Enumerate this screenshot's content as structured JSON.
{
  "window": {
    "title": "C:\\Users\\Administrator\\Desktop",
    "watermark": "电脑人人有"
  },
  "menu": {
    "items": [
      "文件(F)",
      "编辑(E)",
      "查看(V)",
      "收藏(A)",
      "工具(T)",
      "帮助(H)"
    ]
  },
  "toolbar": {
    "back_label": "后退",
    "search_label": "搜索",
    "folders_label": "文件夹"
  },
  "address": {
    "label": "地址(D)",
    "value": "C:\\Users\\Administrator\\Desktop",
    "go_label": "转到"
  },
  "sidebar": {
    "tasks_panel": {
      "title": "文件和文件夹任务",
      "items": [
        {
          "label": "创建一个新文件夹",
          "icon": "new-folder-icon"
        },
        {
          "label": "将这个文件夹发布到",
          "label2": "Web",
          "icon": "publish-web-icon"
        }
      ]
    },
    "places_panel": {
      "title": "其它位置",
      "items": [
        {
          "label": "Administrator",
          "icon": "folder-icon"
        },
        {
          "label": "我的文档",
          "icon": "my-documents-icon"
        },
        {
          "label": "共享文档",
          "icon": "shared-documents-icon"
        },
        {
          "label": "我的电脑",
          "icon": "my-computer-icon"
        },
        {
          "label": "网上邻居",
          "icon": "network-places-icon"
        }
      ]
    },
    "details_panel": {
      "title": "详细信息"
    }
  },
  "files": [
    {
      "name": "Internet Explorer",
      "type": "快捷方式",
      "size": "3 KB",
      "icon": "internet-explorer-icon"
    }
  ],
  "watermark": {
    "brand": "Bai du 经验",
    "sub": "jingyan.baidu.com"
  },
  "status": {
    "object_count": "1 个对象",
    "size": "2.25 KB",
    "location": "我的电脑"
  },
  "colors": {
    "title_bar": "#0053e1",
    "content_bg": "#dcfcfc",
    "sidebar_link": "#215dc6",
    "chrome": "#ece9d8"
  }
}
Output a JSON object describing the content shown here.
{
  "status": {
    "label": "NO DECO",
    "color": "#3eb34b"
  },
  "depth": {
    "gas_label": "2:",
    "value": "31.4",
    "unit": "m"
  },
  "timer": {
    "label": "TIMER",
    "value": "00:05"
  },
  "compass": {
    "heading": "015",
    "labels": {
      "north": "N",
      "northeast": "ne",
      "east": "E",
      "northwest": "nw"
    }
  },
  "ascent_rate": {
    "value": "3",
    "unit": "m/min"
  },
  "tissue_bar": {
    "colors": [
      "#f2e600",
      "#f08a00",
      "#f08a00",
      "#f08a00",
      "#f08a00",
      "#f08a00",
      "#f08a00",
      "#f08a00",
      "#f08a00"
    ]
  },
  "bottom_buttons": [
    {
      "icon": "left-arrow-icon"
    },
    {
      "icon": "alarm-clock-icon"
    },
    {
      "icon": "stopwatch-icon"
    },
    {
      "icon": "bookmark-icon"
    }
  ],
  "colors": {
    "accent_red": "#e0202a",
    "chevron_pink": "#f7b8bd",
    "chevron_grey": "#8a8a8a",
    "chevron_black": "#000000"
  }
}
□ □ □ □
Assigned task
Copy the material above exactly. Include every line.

Response to the exercise
Enumerate this screenshot's content as structured JSON.
{
  "window": {
    "title": "C:\\Users\\Administrator\\Desktop",
    "watermark": "电脑人人有"
  },
  "menu": {
    "items": [
      "文件(F)",
      "编辑(E)",
      "查看(V)",
      "收藏(A)",
      "工具(T)",
      "帮助(H)"
    ]
  },
  "toolbar": {
    "back_label": "后退",
    "search_label": "搜索",
    "folders_label": "文件夹"
  },
  "address": {
    "label": "地址(D)",
    "value": "C:\\Users\\Administrator\\Desktop",
    "go_label": "转到"
  },
  "sidebar": {
    "tasks_panel": {
      "title": "文件和文件夹任务",
      "items": [
        {
          "label": "创建一个新文件夹",
          "icon": "new-folder-icon"
        },
        {
          "label": "将这个文件夹发布到",
          "label2": "Web",
          "icon": "publish-web-icon"
        }
      ]
    },
    "places_panel": {
      "title": "其它位置",
      "items": [
        {
          "label": "Administrator",
          "icon": "folder-icon"
        },
        {
          "label": "我的文档",
          "icon": "my-documents-icon"
        },
        {
          "label": "共享文档",
          "icon": "shared-documents-icon"
        },
        {
          "label": "我的电脑",
          "icon": "my-computer-icon"
        },
        {
          "label": "网上邻居",
          "icon": "network-places-icon"
        }
      ]
    },
    "details_panel": {
      "title": "详细信息"
    }
  },
  "files": [
    {
      "name": "Internet Explorer",
      "type": "快捷方式",
      "size": "3 KB",
      "icon": "internet-explorer-icon"
    }
  ],
  "watermark": {
    "brand": "Bai du 经验",
    "sub": "jingyan.baidu.com"
  },
  "status": {
    "object_count": "1 个对象",
    "size": "2.25 KB",
    "location": "我的电脑"
  },
  "colors": {
    "title_bar": "#0053e1",
    "content_bg": "#dcfcfc",
    "sidebar_link": "#215dc6",
    "chrome": "#ece9d8"
  }
}
Output a JSON object describing the content shown here.
{
  "status": {
    "label": "NO DECO",
    "color": "#3eb34b"
  },
  "depth": {
    "gas_label": "2:",
    "value": "31.4",
    "unit": "m"
  },
  "timer": {
    "label": "TIMER",
    "value": "00:05"
  },
  "compass": {
    "heading": "015",
    "labels": {
      "north": "N",
      "northeast": "ne",
      "east": "E",
      "northwest": "nw"
    }
  },
  "ascent_rate": {
    "value": "3",
    "unit": "m/min"
  },
  "tissue_bar": {
    "colors": [
      "#f2e600",
      "#f08a00",
      "#f08a00",
      "#f08a00",
      "#f08a00",
      "#f08a00",
      "#f08a00",
      "#f08a00",
      "#f08a00"
    ]
  },
  "bottom_buttons": [
    {
      "icon": "left-arrow-icon"
    },
    {
      "icon": "alarm-clock-icon"
    },
    {
      "icon": "stopwatch-icon"
    },
    {
      "icon": "bookmark-icon"
    }
  ],
  "colors": {
    "accent_red": "#e0202a",
    "chevron_pink": "#f7b8bd",
    "chevron_grey": "#8a8a8a",
    "chevron_black": "#000000"
  }
}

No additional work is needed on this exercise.